TASK GOAL: Search the records for the string "Computer" and return each line that has it.

AVAILABLE RECORDS:
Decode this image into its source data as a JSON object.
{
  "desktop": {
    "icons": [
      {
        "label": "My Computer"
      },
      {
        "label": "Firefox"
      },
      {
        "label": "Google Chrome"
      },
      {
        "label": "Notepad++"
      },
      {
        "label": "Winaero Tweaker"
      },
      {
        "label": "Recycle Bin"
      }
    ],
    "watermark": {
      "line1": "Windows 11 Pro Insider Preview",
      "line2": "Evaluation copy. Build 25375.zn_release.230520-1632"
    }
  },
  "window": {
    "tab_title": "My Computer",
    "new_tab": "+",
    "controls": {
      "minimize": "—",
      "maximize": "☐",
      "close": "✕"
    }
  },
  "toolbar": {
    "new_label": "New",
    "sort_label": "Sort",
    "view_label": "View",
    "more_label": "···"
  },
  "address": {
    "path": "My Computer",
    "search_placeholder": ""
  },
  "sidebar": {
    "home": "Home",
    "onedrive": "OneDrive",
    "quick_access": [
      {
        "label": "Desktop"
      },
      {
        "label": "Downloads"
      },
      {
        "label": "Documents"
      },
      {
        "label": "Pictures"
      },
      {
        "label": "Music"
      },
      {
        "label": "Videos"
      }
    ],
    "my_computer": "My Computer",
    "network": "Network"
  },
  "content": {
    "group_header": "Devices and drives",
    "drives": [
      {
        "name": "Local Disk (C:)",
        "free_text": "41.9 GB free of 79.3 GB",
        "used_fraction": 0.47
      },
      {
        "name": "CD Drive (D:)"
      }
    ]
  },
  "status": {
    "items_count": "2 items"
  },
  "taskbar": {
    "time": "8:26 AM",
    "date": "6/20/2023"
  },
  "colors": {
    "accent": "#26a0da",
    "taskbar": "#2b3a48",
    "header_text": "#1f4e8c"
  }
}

PROBLEM SOLUTION:
        "label": "My Computer"
    "tab_title": "My Computer",
    "path": "My Computer",
    "my_computer": "My Computer",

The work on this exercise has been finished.